The site grid references were purchased from ARCHI Professional Oxfordshire by The Hornton History Group in 2011 for £24.95.
The site was revealed to be on the Church Glebe land.
The brooches and beads seem to be a set worn by a woman, the two small brooches held a tunic together on the shoulders with the necklace strung between them and the large brooch to fasten a cloak.
The brooches are described as gilded, chip carved and cast, with a Germanic style of decoration.
The beads are described as one crystal, one red glass with white zigzag, one green glass and one orange glass. The amber bead is a fusion of two pieces with an incised pattern. Amber was especially prized, its ownership denoting power and authority.
The pieces were acquired by the French dealer and auction firm Rollin & Feuardent’s London office about 1886. They were then sold on to the British Museum.

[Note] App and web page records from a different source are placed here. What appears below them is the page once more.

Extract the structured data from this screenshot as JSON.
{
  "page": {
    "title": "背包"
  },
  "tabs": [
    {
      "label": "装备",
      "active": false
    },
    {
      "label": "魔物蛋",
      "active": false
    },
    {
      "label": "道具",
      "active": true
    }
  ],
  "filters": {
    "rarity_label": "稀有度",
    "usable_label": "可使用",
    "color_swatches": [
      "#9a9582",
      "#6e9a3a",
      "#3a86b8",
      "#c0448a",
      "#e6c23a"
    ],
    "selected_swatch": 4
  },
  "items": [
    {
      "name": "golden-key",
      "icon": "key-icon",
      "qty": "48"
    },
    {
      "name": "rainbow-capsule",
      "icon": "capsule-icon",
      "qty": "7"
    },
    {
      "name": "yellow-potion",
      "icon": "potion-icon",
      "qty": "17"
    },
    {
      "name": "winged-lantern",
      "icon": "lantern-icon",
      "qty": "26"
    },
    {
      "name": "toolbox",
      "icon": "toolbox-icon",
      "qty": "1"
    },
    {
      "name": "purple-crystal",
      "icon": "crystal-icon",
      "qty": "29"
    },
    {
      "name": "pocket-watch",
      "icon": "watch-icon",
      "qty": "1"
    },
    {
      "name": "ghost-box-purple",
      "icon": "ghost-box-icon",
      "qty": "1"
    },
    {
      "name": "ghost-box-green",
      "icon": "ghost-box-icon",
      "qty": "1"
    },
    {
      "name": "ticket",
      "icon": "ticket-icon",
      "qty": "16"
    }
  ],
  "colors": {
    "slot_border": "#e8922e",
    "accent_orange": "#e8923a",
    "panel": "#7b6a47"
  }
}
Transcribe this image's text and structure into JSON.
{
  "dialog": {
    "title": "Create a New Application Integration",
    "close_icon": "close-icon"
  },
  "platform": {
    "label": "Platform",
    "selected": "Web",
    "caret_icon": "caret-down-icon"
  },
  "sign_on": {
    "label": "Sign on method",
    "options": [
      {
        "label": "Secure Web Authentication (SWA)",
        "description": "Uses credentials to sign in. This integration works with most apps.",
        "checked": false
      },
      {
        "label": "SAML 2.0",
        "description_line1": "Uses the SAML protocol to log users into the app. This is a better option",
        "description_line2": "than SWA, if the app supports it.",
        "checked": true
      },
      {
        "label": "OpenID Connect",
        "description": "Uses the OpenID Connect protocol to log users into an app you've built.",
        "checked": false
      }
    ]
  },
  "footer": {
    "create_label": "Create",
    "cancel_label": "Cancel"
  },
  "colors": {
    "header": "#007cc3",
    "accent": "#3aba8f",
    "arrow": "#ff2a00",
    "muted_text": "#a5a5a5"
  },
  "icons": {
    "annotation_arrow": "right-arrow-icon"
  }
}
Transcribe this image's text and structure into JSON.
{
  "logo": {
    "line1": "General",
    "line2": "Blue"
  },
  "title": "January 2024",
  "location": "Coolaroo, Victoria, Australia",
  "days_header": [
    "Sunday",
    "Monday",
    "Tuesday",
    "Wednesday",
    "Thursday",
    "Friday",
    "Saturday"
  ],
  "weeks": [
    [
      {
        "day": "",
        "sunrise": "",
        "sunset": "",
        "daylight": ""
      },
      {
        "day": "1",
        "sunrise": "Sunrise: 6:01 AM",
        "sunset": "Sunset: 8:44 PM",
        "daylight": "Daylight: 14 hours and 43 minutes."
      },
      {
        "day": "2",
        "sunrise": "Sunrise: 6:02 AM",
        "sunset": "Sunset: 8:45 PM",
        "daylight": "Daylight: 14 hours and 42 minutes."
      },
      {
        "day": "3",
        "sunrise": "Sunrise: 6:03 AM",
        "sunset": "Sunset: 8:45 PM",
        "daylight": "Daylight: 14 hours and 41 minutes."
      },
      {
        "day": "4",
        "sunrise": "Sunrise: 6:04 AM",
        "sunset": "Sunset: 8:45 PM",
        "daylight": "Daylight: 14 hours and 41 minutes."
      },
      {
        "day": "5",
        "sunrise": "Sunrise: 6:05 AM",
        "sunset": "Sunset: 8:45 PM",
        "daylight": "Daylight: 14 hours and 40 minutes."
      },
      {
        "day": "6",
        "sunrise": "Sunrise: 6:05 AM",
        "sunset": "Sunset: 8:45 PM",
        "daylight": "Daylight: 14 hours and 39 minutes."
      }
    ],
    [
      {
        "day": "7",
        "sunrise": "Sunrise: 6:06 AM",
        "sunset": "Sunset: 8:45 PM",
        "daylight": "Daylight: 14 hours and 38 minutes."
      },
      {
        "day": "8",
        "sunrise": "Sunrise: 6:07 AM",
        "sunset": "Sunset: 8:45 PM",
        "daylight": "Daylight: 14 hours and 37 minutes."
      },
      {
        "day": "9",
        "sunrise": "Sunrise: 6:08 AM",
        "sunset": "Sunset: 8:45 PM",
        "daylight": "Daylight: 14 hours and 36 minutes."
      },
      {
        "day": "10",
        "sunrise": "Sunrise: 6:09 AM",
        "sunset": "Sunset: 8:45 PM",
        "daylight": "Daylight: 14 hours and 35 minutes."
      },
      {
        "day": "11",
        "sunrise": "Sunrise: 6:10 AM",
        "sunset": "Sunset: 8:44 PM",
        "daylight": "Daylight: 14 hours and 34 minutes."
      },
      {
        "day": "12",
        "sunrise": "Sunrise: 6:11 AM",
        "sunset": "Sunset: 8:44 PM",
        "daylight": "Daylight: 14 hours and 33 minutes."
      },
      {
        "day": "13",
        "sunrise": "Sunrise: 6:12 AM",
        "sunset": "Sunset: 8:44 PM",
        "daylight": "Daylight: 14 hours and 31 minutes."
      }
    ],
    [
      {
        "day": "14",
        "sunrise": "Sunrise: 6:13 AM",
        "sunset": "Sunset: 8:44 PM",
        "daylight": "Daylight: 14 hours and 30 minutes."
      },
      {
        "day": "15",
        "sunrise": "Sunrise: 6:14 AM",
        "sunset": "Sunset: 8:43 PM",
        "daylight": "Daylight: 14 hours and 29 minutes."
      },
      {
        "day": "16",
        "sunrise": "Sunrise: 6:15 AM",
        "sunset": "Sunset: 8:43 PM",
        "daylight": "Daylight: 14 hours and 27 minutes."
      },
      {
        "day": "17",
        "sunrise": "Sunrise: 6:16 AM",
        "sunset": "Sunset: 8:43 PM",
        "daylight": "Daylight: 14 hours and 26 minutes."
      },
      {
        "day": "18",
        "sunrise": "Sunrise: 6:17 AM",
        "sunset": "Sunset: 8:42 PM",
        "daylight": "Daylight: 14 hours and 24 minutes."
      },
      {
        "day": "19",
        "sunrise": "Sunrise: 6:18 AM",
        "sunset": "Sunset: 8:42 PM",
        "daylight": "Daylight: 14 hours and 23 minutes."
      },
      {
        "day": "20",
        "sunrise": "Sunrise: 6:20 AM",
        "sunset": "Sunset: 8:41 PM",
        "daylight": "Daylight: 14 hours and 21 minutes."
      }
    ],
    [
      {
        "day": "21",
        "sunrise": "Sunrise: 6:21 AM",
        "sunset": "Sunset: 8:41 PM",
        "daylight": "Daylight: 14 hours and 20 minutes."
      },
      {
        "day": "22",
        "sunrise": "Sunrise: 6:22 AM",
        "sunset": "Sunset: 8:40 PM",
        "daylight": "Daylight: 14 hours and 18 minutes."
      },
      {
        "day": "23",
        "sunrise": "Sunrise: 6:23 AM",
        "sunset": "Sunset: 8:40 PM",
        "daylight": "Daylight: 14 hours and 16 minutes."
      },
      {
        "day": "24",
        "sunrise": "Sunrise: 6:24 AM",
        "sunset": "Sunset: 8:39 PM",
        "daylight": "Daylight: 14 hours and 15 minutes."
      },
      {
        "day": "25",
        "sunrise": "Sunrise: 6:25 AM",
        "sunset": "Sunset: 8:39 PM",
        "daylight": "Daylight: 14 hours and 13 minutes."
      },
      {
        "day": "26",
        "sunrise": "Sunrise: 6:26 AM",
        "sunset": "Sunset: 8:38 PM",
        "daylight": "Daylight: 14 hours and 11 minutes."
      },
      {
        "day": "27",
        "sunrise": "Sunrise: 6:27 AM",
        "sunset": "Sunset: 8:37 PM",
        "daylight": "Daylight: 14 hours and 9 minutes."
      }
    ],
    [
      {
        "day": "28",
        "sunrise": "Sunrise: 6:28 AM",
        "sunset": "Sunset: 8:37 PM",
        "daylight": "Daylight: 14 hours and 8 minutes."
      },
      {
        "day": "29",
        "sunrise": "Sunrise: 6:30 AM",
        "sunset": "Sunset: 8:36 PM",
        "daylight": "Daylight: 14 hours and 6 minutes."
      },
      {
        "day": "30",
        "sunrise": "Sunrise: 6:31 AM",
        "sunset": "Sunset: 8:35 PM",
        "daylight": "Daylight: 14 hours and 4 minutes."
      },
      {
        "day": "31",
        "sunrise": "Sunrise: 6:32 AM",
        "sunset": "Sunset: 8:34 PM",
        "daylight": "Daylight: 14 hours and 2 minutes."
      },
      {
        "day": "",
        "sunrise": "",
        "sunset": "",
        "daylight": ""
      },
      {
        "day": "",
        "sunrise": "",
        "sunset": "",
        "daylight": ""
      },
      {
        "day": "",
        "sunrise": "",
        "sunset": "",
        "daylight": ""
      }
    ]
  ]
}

The story of how the jewellery was discovered and by whom is not yet known, or when the site was investigated by archaeologists and became an official archaeological site. Most Anglo-Saxon finds in Oxfordshire are in the Ashmolean Museum.
The vicar at the time was the Rev. Charles Heaven. He was known to be supplementing his income by farming the Glebe land. A house was built on the land at this time. The vicar had London connections.
Why Hornton? Things to bear in mind –
It is early Anglo –Saxon, before Christianity had taken hold, especially as far west from the early settlements of East Anglia. The hollow of Hornton provides a safe place with water – springs having a sacred quality. Ancient tracks run nearby. The land in this area was owned in later times by Royalty, possibly for its iron content - was it known from Roman trading? It was on the border between the aggressive Mercian tribes of the Midlands and the more peaceful Dobunni tribe who had cooperated with the Romans. A grave tunnel is not the usual Anglo Saxon type of burial – digging into the hillside is Hornton style! Had the owner of the jewellery traded it from the Saxon regions of Germany or brought it with them when colonising the area? It is not too long after the governing Romans left.
Plenty of scope for further research.
Click image to enlarge
Click image to enlarge